**Work request**. From first line to last, give the records again word for word and omit the pictures.
##########
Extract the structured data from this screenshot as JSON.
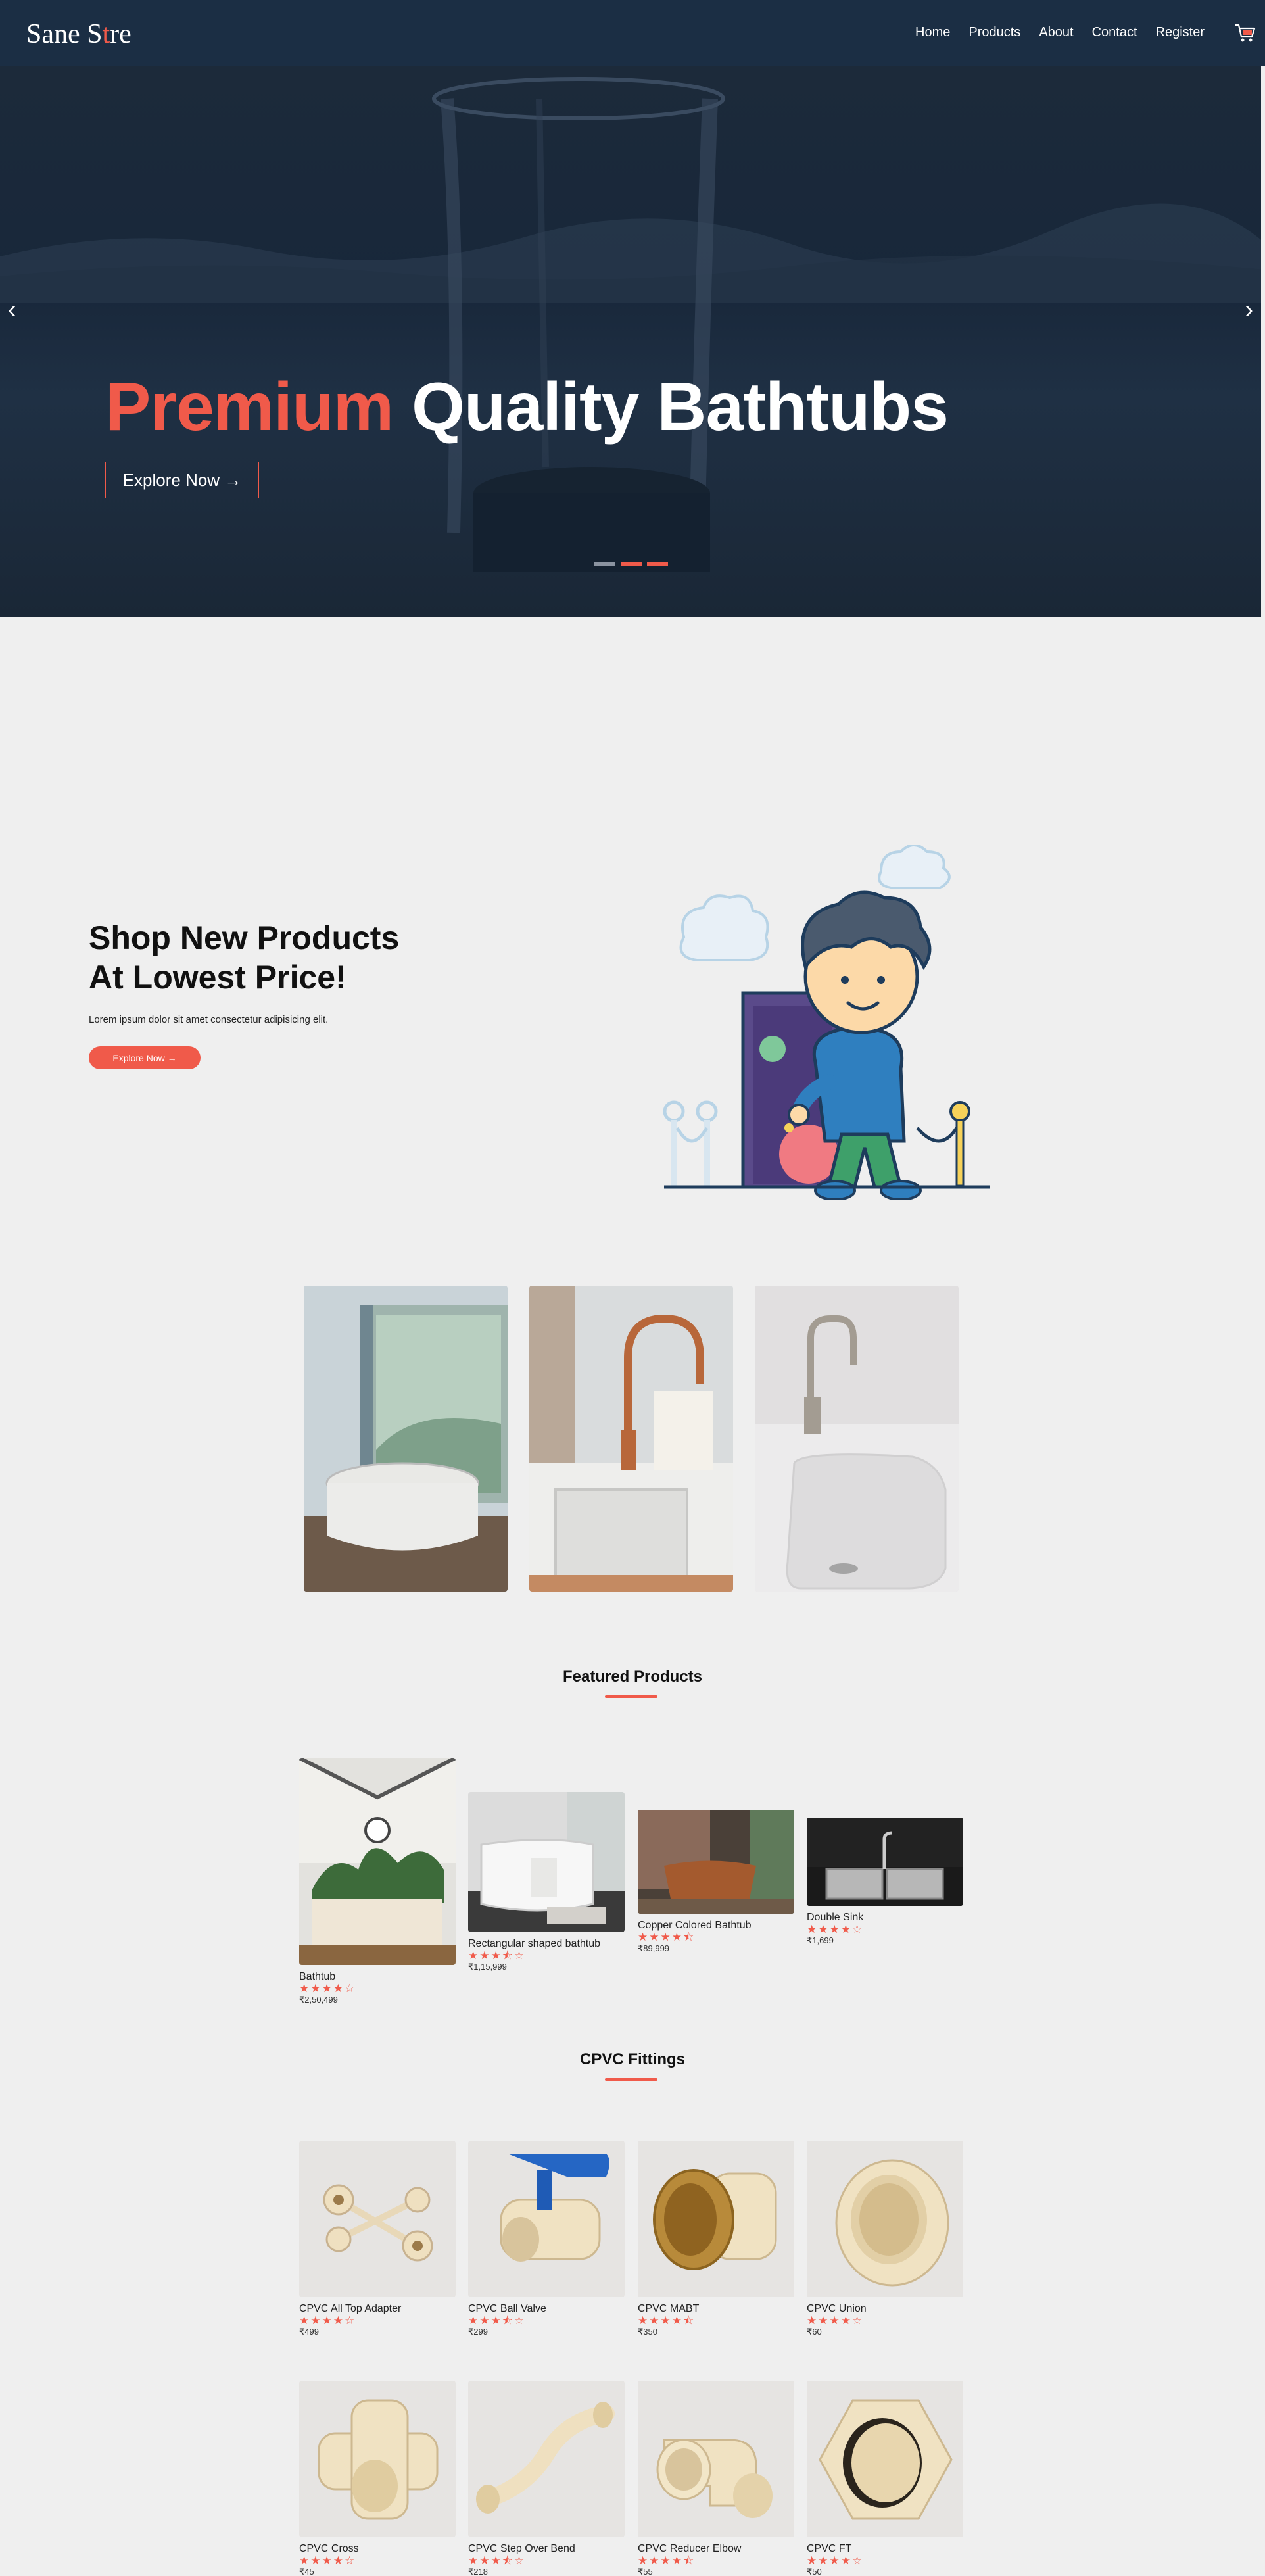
{
  "nav": {
    "logo_pre": "Sane S",
    "logo_o": "t",
    "logo_post": "re",
    "links": [
      "Home",
      "Products",
      "About",
      "Contact",
      "Register"
    ]
  },
  "hero": {
    "title_accent": "Premium",
    "title_rest": "Quality Bathtubs",
    "button": "Explore Now →",
    "prev": "‹",
    "next": "›",
    "slides": 3,
    "active_slide": 2
  },
  "shop": {
    "title_line1": "Shop New Products",
    "title_line2": "At Lowest Price!",
    "description": "Lorem ipsum dolor sit amet consectetur adipisicing elit.",
    "button": "Explore Now →"
  },
  "featured": {
    "title": "Featured Products",
    "products": [
      {
        "name": "Bathtub",
        "rating": 4,
        "price": "₹2,50,499"
      },
      {
        "name": "Rectangular shaped bathtub",
        "rating": 3.5,
        "price": "₹1,15,999"
      },
      {
        "name": "Copper Colored Bathtub",
        "rating": 4.5,
        "price": "₹89,999"
      },
      {
        "name": "Double Sink",
        "rating": 4,
        "price": "₹1,699"
      }
    ]
  },
  "cpvc": {
    "title": "CPVC Fittings",
    "products": [
      {
        "name": "CPVC All Top Adapter",
        "rating": 4,
        "price": "₹499"
      },
      {
        "name": "CPVC Ball Valve",
        "rating": 3.5,
        "price": "₹299"
      },
      {
        "name": "CPVC MABT",
        "rating": 4.5,
        "price": "₹350"
      },
      {
        "name": "CPVC Union",
        "rating": 4,
        "price": "₹60"
      },
      {
        "name": "CPVC Cross",
        "rating": 4,
        "price": "₹45"
      },
      {
        "name": "CPVC Step Over Bend",
        "rating": 3.5,
        "price": "₹218"
      },
      {
        "name": "CPVC Reducer Elbow",
        "rating": 4.5,
        "price": "₹55"
      },
      {
        "name": "CPVC FT",
        "rating": 4,
        "price": "₹50"
      }
    ]
  },
  "colors": {
    "accent": "#f05a4a",
    "nav_bg": "#1b2e44",
    "page_bg": "#efefef"
  }
}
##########
**Task solution**.
Extract the structured data from this screenshot as JSON.
{
  "nav": {
    "logo_pre": "Sane S",
    "logo_o": "t",
    "logo_post": "re",
    "links": [
      "Home",
      "Products",
      "About",
      "Contact",
      "Register"
    ]
  },
  "hero": {
    "title_accent": "Premium",
    "title_rest": "Quality Bathtubs",
    "button": "Explore Now →",
    "prev": "‹",
    "next": "›",
    "slides": 3,
    "active_slide": 2
  },
  "shop": {
    "title_line1": "Shop New Products",
    "title_line2": "At Lowest Price!",
    "description": "Lorem ipsum dolor sit amet consectetur adipisicing elit.",
    "button": "Explore Now →"
  },
  "featured": {
    "title": "Featured Products",
    "products": [
      {
        "name": "Bathtub",
        "rating": 4,
        "price": "₹2,50,499"
      },
      {
        "name": "Rectangular shaped bathtub",
        "rating": 3.5,
        "price": "₹1,15,999"
      },
      {
        "name": "Copper Colored Bathtub",
        "rating": 4.5,
        "price": "₹89,999"
      },
      {
        "name": "Double Sink",
        "rating": 4,
        "price": "₹1,699"
      }
    ]
  },
  "cpvc": {
    "title": "CPVC Fittings",
    "products": [
      {
        "name": "CPVC All Top Adapter",
        "rating": 4,
        "price": "₹499"
      },
      {
        "name": "CPVC Ball Valve",
        "rating": 3.5,
        "price": "₹299"
      },
      {
        "name": "CPVC MABT",
        "rating": 4.5,
        "price": "₹350"
      },
      {
        "name": "CPVC Union",
        "rating": 4,
        "price": "₹60"
      },
      {
        "name": "CPVC Cross",
        "rating": 4,
        "price": "₹45"
      },
      {
        "name": "CPVC Step Over Bend",
        "rating": 3.5,
        "price": "₹218"
      },
      {
        "name": "CPVC Reducer Elbow",
        "rating": 4.5,
        "price": "₹55"
      },
      {
        "name": "CPVC FT",
        "rating": 4,
        "price": "₹50"
      }
    ]
  },
  "colors": {
    "accent": "#f05a4a",
    "nav_bg": "#1b2e44",
    "page_bg": "#efefef"
  }
}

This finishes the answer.